* What to produce:
Without including any pictures, write out all the entries exactly.

^^^^

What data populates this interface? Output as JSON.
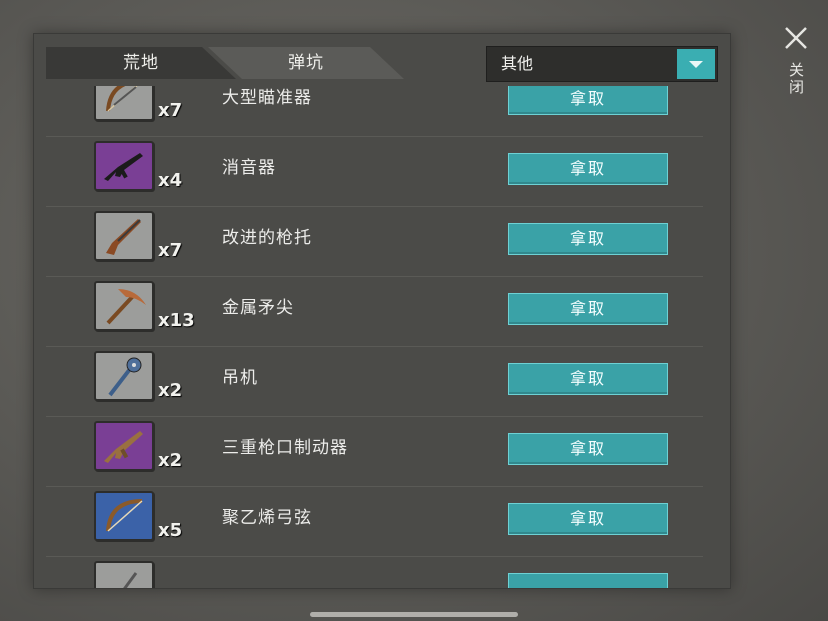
{
  "tabs": [
    {
      "label": "荒地"
    },
    {
      "label": "弹坑"
    }
  ],
  "dropdown": {
    "selected": "其他"
  },
  "close": {
    "label": "关闭"
  },
  "colors": {
    "accent": "#3aa2a7",
    "panel": "#4b4b48",
    "rarity_gray": "#9c9d9b",
    "rarity_purple": "#7a3f95",
    "rarity_blue": "#3b62a8"
  },
  "items": [
    {
      "name": "大型瞄准器",
      "qty": "x7",
      "button": "拿取",
      "rarity": "gray",
      "icon": "bow-icon"
    },
    {
      "name": "消音器",
      "qty": "x4",
      "button": "拿取",
      "rarity": "purple",
      "icon": "rifle-icon"
    },
    {
      "name": "改进的枪托",
      "qty": "x7",
      "button": "拿取",
      "rarity": "gray",
      "icon": "shotgun-icon"
    },
    {
      "name": "金属矛尖",
      "qty": "x13",
      "button": "拿取",
      "rarity": "gray",
      "icon": "pickaxe-icon"
    },
    {
      "name": "吊机",
      "qty": "x2",
      "button": "拿取",
      "rarity": "gray",
      "icon": "spiked-club-icon"
    },
    {
      "name": "三重枪口制动器",
      "qty": "x2",
      "button": "拿取",
      "rarity": "purple",
      "icon": "assault-rifle-icon"
    },
    {
      "name": "聚乙烯弓弦",
      "qty": "x5",
      "button": "拿取",
      "rarity": "blue",
      "icon": "bow-icon"
    },
    {
      "name": "",
      "qty": "",
      "button": "",
      "rarity": "gray",
      "icon": "partial-item-icon"
    }
  ]
}
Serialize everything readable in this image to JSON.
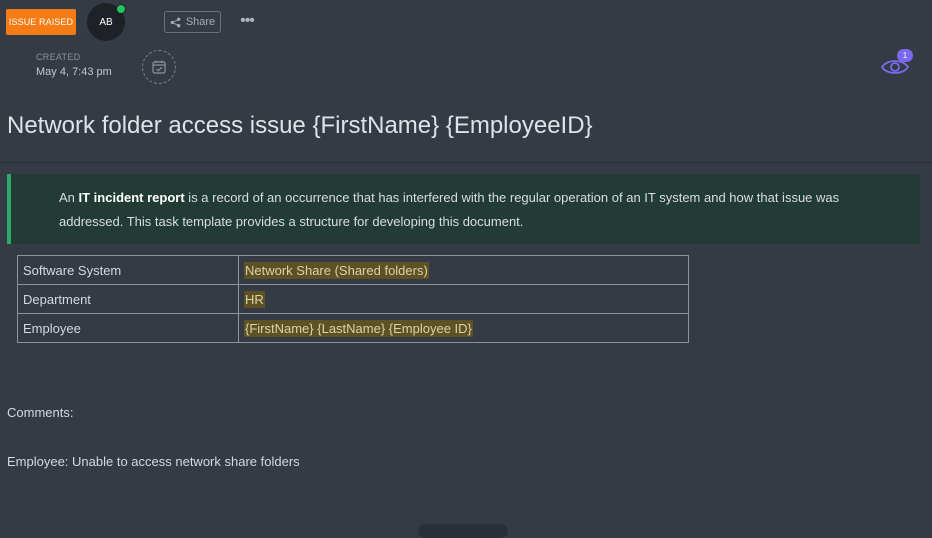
{
  "header": {
    "status_label": "ISSUE RAISED",
    "avatar_initials": "AB",
    "share_label": "Share",
    "more_label": "•••"
  },
  "meta": {
    "created_label": "CREATED",
    "created_value": "May 4, 7:43 pm"
  },
  "watchers": {
    "count": "1"
  },
  "task": {
    "title": "Network folder access issue {FirstName} {EmployeeID}"
  },
  "callout": {
    "prefix": "An ",
    "bold": "IT incident report",
    "rest": " is a record of an occurrence that has interfered with the regular operation of an IT system and how that issue was addressed. This task template provides a structure for developing this document."
  },
  "info_table": [
    {
      "key": "Software System",
      "value": "Network Share  (Shared folders)"
    },
    {
      "key": "Department",
      "value": "HR"
    },
    {
      "key": "Employee",
      "value": "{FirstName} {LastName} {Employee ID}"
    }
  ],
  "comments": {
    "label": "Comments:",
    "line": "Employee: Unable to access network share folders"
  },
  "colors": {
    "status_orange": "#f57c14",
    "callout_border": "#2fa864",
    "highlight": "#5e5124",
    "watch_accent": "#7b68ee",
    "presence_online": "#22c55e"
  },
  "icons": [
    "share-icon",
    "more-icon",
    "calendar-check-icon",
    "eye-icon",
    "presence-dot"
  ]
}
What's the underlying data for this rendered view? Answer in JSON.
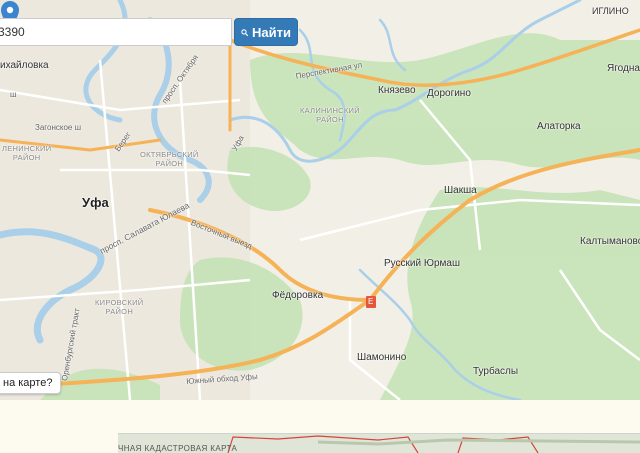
{
  "search": {
    "value": "3390",
    "button_label": "Найти"
  },
  "help": {
    "label": "на карте?"
  },
  "map": {
    "places": {
      "ufa": "Уфа",
      "knyazevo": "Князево",
      "dorogino": "Дорогино",
      "alatorka": "Алаторка",
      "shaksha": "Шакша",
      "kaltymanovo": "Калтыманово",
      "russky_yurmash": "Русский Юрмаш",
      "fedorovka": "Фёдоровка",
      "shamonino": "Шамонино",
      "turbasly": "Турбаслы",
      "yagodnaya": "Ягодна",
      "iglino": "ИГЛИНО",
      "mikhaylovka": "ихайловка"
    },
    "districts": {
      "leninsky": "ЛЕНИНСКИЙ\nРАЙОН",
      "oktyabrsky": "ОКТЯБРЬСКИЙ\nРАЙОН",
      "kalininsky": "КАЛИНИНСКИЙ\nРАЙОН",
      "kirovsky": "КИРОВСКИЙ\nРАЙОН"
    },
    "streets": {
      "zagonskoe": "Загонское ш",
      "oktyabrya": "просп. Октября",
      "perspektivnaya": "Перспективная ул",
      "salavata": "просп. Салавата Юлаева",
      "vostochny": "Восточный выезд",
      "orenburgsky": "Оренбургский тракт",
      "yuzhny": "Южный обход Уфы",
      "ufa_street": "Уфа",
      "bereg": "Берег",
      "sh": "ш"
    },
    "colors": {
      "water": "#a9cfe9",
      "forest": "#c7e3b8",
      "road_major": "#f5b256",
      "road_minor": "#ffffff",
      "pin": "#3a84d0"
    },
    "road_shield": "E"
  },
  "bottom": {
    "caption": "ЧНАЯ КАДАСТРОВАЯ КАРТА"
  }
}
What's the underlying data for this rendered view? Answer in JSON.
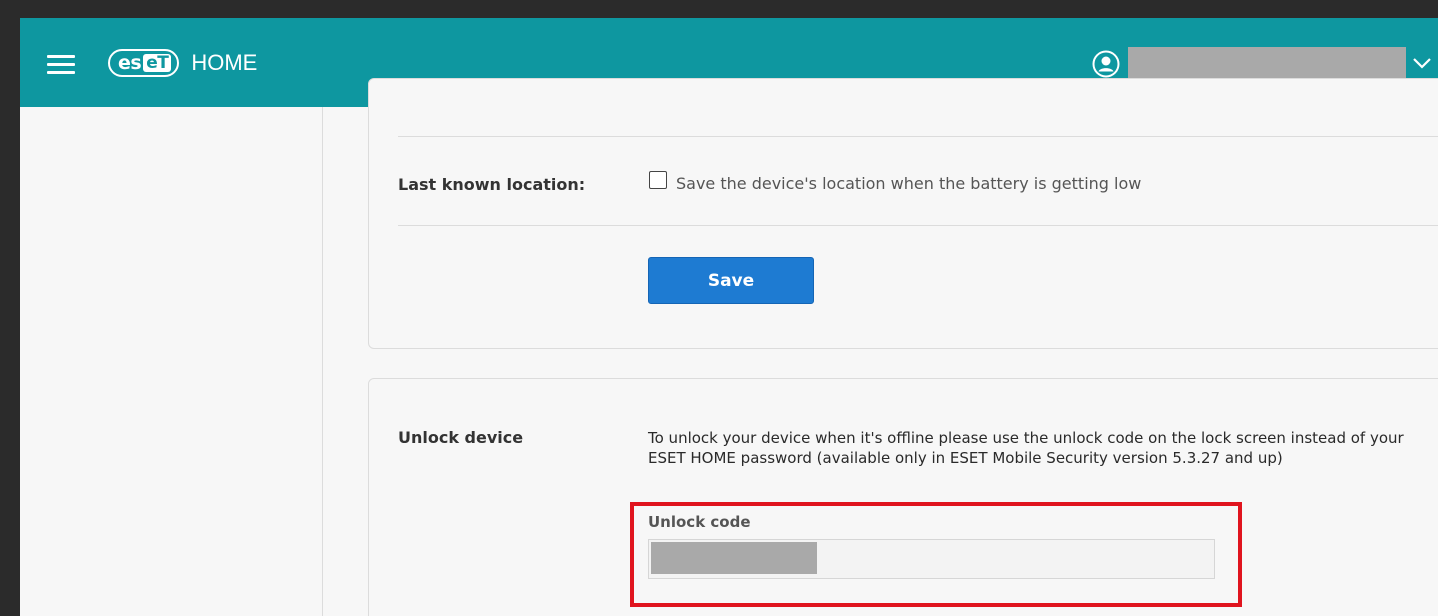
{
  "header": {
    "logo_mark": "eset",
    "app_name": "HOME",
    "user_name": "",
    "brand_color": "#0e97a0"
  },
  "settings": {
    "last_known_location": {
      "label": "Last known location:",
      "checkbox_label": "Save the device's location when the battery is getting low",
      "checked": false
    },
    "save_label": "Save"
  },
  "unlock": {
    "label": "Unlock device",
    "description": "To unlock your device when it's offline please use the unlock code on the lock screen instead of your ESET HOME password (available only in ESET Mobile Security version 5.3.27 and up)",
    "code_label": "Unlock code",
    "code_value": "",
    "highlight_color": "#e0141e"
  },
  "icons": {
    "menu": "hamburger-menu-icon",
    "user": "user-icon",
    "dropdown": "chevron-down-icon"
  }
}
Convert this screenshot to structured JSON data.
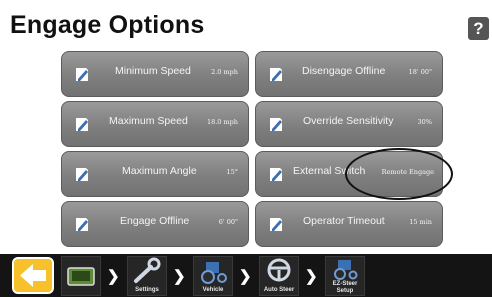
{
  "header": {
    "title": "Engage Options",
    "help_icon": "question-mark-icon",
    "help_label": "?"
  },
  "options": [
    {
      "label": "Minimum Speed",
      "value": "2.0 mph"
    },
    {
      "label": "Disengage Offline",
      "value": "18' 00\""
    },
    {
      "label": "Maximum Speed",
      "value": "18.0 mph"
    },
    {
      "label": "Override Sensitivity",
      "value": "30%"
    },
    {
      "label": "Maximum Angle",
      "value": "15°"
    },
    {
      "label": "External Switch",
      "value": "Remote Engage"
    },
    {
      "label": "Engage Offline",
      "value": "6' 00\""
    },
    {
      "label": "Operator Timeout",
      "value": "15 min"
    }
  ],
  "colors": {
    "back_button": "#f6c12a",
    "bottom_bar": "#141414",
    "option_button": "#8a8a8a"
  },
  "breadcrumbs": [
    {
      "label": "",
      "icon": "display-monitor-icon"
    },
    {
      "label": "Settings",
      "icon": "wrench-icon"
    },
    {
      "label": "Vehicle",
      "icon": "tractor-icon"
    },
    {
      "label": "Auto Steer",
      "icon": "steering-wheel-icon"
    },
    {
      "label": "EZ-Steer Setup",
      "icon": "tractor-icon"
    }
  ]
}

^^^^

* Answer for the task:
What data populates this interface? Output as JSON.
{
  "tabs": [
    {
      "label": "荒地"
    },
    {
      "label": "弹坑"
    }
  ],
  "dropdown": {
    "selected": "其他"
  },
  "close": {
    "label": "关闭"
  },
  "colors": {
    "accent": "#3aa2a7",
    "panel": "#4b4b48",
    "rarity_gray": "#9c9d9b",
    "rarity_purple": "#7a3f95",
    "rarity_blue": "#3b62a8"
  },
  "items": [
    {
      "name": "大型瞄准器",
      "qty": "x7",
      "button": "拿取",
      "rarity": "gray",
      "icon": "bow-icon"
    },
    {
      "name": "消音器",
      "qty": "x4",
      "button": "拿取",
      "rarity": "purple",
      "icon": "rifle-icon"
    },
    {
      "name": "改进的枪托",
      "qty": "x7",
      "button": "拿取",
      "rarity": "gray",
      "icon": "shotgun-icon"
    },
    {
      "name": "金属矛尖",
      "qty": "x13",
      "button": "拿取",
      "rarity": "gray",
      "icon": "pickaxe-icon"
    },
    {
      "name": "吊机",
      "qty": "x2",
      "button": "拿取",
      "rarity": "gray",
      "icon": "spiked-club-icon"
    },
    {
      "name": "三重枪口制动器",
      "qty": "x2",
      "button": "拿取",
      "rarity": "purple",
      "icon": "assault-rifle-icon"
    },
    {
      "name": "聚乙烯弓弦",
      "qty": "x5",
      "button": "拿取",
      "rarity": "blue",
      "icon": "bow-icon"
    },
    {
      "name": "",
      "qty": "",
      "button": "",
      "rarity": "gray",
      "icon": "partial-item-icon"
    }
  ]
}
Serialize everything readable in this image to JSON.
{
  "header": {
    "status_label": "ISSUE RAISED",
    "avatar_initials": "AB",
    "share_label": "Share",
    "more_label": "•••"
  },
  "meta": {
    "created_label": "CREATED",
    "created_value": "May 4, 7:43 pm"
  },
  "watchers": {
    "count": "1"
  },
  "task": {
    "title": "Network folder access issue {FirstName} {EmployeeID}"
  },
  "callout": {
    "prefix": "An ",
    "bold": "IT incident report",
    "rest": " is a record of an occurrence that has interfered with the regular operation of an IT system and how that issue was addressed. This task template provides a structure for developing this document."
  },
  "info_table": [
    {
      "key": "Software System",
      "value": "Network Share  (Shared folders)"
    },
    {
      "key": "Department",
      "value": "HR"
    },
    {
      "key": "Employee",
      "value": "{FirstName} {LastName} {Employee ID}"
    }
  ],
  "comments": {
    "label": "Comments:",
    "line": "Employee: Unable to access network share folders"
  },
  "colors": {
    "status_orange": "#f57c14",
    "callout_border": "#2fa864",
    "highlight": "#5e5124",
    "watch_accent": "#7b68ee",
    "presence_online": "#22c55e"
  },
  "icons": [
    "share-icon",
    "more-icon",
    "calendar-check-icon",
    "eye-icon",
    "presence-dot"
  ]
}
What's the underlying data for this rendered view? Answer in JSON.
{
  "search": {
    "value": "3390",
    "button_label": "Найти"
  },
  "help": {
    "label": "на карте?"
  },
  "map": {
    "places": {
      "ufa": "Уфа",
      "knyazevo": "Князево",
      "dorogino": "Дорогино",
      "alatorka": "Алаторка",
      "shaksha": "Шакша",
      "kaltymanovo": "Калтыманово",
      "russky_yurmash": "Русский Юрмаш",
      "fedorovka": "Фёдоровка",
      "shamonino": "Шамонино",
      "turbasly": "Турбаслы",
      "yagodnaya": "Ягодна",
      "iglino": "ИГЛИНО",
      "mikhaylovka": "ихайловка"
    },
    "districts": {
      "leninsky": "ЛЕНИНСКИЙ\nРАЙОН",
      "oktyabrsky": "ОКТЯБРЬСКИЙ\nРАЙОН",
      "kalininsky": "КАЛИНИНСКИЙ\nРАЙОН",
      "kirovsky": "КИРОВСКИЙ\nРАЙОН"
    },
    "streets": {
      "zagonskoe": "Загонское ш",
      "oktyabrya": "просп. Октября",
      "perspektivnaya": "Перспективная ул",
      "salavata": "просп. Салавата Юлаева",
      "vostochny": "Восточный выезд",
      "orenburgsky": "Оренбургский тракт",
      "yuzhny": "Южный обход Уфы",
      "ufa_street": "Уфа",
      "bereg": "Берег",
      "sh": "ш"
    },
    "colors": {
      "water": "#a9cfe9",
      "forest": "#c7e3b8",
      "road_major": "#f5b256",
      "road_minor": "#ffffff",
      "pin": "#3a84d0"
    },
    "road_shield": "E"
  },
  "bottom": {
    "caption": "ЧНАЯ КАДАСТРОВАЯ КАРТА"
  }
}
What's the underlying data for this rendered view? Answer in JSON.
{
  "header": {
    "logo_mark": "eset",
    "app_name": "HOME",
    "user_name": "",
    "brand_color": "#0e97a0"
  },
  "settings": {
    "last_known_location": {
      "label": "Last known location:",
      "checkbox_label": "Save the device's location when the battery is getting low",
      "checked": false
    },
    "save_label": "Save"
  },
  "unlock": {
    "label": "Unlock device",
    "description": "To unlock your device when it's offline please use the unlock code on the lock screen instead of your ESET HOME password (available only in ESET Mobile Security version 5.3.27 and up)",
    "code_label": "Unlock code",
    "code_value": "",
    "highlight_color": "#e0141e"
  },
  "icons": {
    "menu": "hamburger-menu-icon",
    "user": "user-icon",
    "dropdown": "chevron-down-icon"
  }
}
Convert this screenshot to structured JSON data.
{
  "header": {
    "title": "Engage Options",
    "help_icon": "question-mark-icon",
    "help_label": "?"
  },
  "options": [
    {
      "label": "Minimum Speed",
      "value": "2.0 mph"
    },
    {
      "label": "Disengage Offline",
      "value": "18' 00\""
    },
    {
      "label": "Maximum Speed",
      "value": "18.0 mph"
    },
    {
      "label": "Override Sensitivity",
      "value": "30%"
    },
    {
      "label": "Maximum Angle",
      "value": "15°"
    },
    {
      "label": "External Switch",
      "value": "Remote Engage"
    },
    {
      "label": "Engage Offline",
      "value": "6' 00\""
    },
    {
      "label": "Operator Timeout",
      "value": "15 min"
    }
  ],
  "colors": {
    "back_button": "#f6c12a",
    "bottom_bar": "#141414",
    "option_button": "#8a8a8a"
  },
  "breadcrumbs": [
    {
      "label": "",
      "icon": "display-monitor-icon"
    },
    {
      "label": "Settings",
      "icon": "wrench-icon"
    },
    {
      "label": "Vehicle",
      "icon": "tractor-icon"
    },
    {
      "label": "Auto Steer",
      "icon": "steering-wheel-icon"
    },
    {
      "label": "EZ-Steer Setup",
      "icon": "tractor-icon"
    }
  ]
}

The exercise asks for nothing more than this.